#### TASK:
Copy each line below in which the word "this" occurs.

#### EXERCISE MATERIAL:
........

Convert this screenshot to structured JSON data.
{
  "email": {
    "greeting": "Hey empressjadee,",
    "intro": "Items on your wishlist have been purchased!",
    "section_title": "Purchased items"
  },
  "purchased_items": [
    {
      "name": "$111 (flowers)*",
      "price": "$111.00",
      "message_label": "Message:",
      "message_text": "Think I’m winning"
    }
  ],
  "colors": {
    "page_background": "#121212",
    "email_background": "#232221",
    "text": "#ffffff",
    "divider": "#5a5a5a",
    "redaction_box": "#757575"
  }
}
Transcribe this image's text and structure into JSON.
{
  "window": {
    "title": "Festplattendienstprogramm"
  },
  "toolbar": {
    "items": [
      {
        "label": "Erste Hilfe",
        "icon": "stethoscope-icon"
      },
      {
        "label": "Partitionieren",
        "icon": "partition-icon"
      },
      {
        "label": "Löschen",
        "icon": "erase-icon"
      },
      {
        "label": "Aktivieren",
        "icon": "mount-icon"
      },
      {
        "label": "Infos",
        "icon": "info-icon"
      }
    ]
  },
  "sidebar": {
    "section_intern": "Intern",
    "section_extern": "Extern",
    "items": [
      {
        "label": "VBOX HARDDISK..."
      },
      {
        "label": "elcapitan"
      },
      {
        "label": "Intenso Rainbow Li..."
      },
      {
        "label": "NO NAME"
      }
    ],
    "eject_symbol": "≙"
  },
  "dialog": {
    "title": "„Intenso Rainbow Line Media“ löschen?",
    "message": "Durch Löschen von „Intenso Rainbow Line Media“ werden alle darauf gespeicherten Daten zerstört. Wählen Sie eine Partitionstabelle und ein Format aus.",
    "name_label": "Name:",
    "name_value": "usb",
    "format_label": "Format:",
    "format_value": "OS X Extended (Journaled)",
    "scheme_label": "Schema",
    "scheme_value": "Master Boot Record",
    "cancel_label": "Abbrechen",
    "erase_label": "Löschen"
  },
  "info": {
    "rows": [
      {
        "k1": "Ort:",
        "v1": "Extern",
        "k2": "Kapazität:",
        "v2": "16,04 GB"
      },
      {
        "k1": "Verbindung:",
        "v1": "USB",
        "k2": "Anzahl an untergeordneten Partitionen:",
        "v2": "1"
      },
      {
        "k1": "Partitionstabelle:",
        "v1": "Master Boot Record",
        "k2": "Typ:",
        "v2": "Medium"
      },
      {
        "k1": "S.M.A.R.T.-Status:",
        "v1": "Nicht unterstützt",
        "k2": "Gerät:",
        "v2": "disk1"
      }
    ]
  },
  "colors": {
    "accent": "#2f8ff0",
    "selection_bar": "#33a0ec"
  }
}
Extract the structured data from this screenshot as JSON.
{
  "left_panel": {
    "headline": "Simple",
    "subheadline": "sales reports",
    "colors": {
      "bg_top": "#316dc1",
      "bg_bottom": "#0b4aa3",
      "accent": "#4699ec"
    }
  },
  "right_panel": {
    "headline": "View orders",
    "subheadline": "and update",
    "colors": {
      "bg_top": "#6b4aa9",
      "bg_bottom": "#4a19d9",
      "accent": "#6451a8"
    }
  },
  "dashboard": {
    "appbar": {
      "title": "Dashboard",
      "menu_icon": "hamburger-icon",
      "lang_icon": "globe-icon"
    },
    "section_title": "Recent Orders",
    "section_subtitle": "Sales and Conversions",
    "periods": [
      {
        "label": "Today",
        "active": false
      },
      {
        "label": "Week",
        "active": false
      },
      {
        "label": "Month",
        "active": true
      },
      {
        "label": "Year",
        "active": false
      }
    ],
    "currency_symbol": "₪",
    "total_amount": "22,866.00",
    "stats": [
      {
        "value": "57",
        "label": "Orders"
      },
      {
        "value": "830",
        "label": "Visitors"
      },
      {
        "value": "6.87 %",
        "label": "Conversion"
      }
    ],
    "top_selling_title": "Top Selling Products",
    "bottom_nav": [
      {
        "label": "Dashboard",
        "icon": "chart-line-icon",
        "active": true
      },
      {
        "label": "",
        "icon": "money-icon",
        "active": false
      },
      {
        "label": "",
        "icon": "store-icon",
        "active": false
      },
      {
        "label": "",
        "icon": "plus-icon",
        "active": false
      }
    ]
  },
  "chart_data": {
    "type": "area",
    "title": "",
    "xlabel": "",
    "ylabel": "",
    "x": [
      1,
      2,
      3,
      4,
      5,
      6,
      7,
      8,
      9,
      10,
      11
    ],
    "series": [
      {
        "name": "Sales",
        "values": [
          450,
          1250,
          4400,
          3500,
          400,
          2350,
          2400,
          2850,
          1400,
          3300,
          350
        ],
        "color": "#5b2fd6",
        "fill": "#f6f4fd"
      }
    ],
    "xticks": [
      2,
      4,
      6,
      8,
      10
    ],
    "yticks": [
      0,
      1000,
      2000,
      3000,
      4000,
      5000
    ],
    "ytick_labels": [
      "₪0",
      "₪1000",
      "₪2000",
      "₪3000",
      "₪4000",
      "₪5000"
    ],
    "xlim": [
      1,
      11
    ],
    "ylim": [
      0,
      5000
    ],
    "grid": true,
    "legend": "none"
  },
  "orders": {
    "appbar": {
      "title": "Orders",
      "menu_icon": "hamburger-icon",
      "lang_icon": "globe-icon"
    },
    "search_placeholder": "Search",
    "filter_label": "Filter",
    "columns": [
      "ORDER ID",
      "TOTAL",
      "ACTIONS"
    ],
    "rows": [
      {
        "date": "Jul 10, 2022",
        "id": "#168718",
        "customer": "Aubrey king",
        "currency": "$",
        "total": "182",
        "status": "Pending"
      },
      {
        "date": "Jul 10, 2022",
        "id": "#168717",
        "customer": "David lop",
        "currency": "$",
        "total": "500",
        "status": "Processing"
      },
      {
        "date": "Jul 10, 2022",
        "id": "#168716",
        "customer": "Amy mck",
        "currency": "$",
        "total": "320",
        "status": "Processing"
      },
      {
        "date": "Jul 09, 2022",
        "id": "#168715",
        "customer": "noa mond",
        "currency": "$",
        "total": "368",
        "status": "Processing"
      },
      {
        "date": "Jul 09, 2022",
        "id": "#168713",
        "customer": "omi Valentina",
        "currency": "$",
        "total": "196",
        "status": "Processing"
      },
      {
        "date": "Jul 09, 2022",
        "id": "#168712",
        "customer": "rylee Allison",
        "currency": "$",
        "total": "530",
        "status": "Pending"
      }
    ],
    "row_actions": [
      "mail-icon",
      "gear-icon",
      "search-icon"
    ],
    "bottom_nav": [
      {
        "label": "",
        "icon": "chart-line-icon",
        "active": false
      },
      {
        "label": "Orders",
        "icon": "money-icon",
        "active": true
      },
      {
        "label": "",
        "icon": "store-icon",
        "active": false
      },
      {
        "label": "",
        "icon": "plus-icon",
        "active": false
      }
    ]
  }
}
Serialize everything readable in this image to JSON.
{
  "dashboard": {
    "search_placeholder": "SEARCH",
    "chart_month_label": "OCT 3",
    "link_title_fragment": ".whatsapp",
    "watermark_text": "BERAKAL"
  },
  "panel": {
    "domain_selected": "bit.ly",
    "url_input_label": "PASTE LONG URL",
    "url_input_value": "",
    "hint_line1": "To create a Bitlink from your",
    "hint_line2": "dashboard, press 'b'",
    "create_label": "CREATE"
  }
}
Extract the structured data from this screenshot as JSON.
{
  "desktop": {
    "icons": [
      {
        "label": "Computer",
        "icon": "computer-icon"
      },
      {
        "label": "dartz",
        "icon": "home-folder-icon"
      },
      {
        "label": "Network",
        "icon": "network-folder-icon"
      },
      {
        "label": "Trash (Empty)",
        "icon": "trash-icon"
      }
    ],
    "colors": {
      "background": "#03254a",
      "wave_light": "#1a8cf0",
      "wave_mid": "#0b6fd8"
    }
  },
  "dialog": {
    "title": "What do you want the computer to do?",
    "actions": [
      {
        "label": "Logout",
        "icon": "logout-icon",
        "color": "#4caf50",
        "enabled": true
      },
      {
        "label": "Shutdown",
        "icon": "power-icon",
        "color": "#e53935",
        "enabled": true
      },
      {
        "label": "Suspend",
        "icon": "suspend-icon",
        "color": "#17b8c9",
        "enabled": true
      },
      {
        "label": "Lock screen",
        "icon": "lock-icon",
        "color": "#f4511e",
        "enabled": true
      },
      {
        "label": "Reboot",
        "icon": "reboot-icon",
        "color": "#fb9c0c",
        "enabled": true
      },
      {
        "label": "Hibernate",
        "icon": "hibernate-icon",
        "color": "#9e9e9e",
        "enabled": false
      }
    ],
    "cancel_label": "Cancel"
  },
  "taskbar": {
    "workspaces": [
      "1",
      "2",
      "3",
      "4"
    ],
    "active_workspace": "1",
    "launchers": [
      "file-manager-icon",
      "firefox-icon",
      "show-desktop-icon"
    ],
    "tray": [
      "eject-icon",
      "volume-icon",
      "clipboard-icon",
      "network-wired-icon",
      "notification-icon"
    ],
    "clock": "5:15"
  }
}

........

#### SOLUTION:
Convert this screenshot to structured JSON data.
Transcribe this image's text and structure into JSON.
Extract the structured data from this screenshot as JSON.
Serialize everything readable in this image to JSON.
Extract the structured data from this screenshot as JSON.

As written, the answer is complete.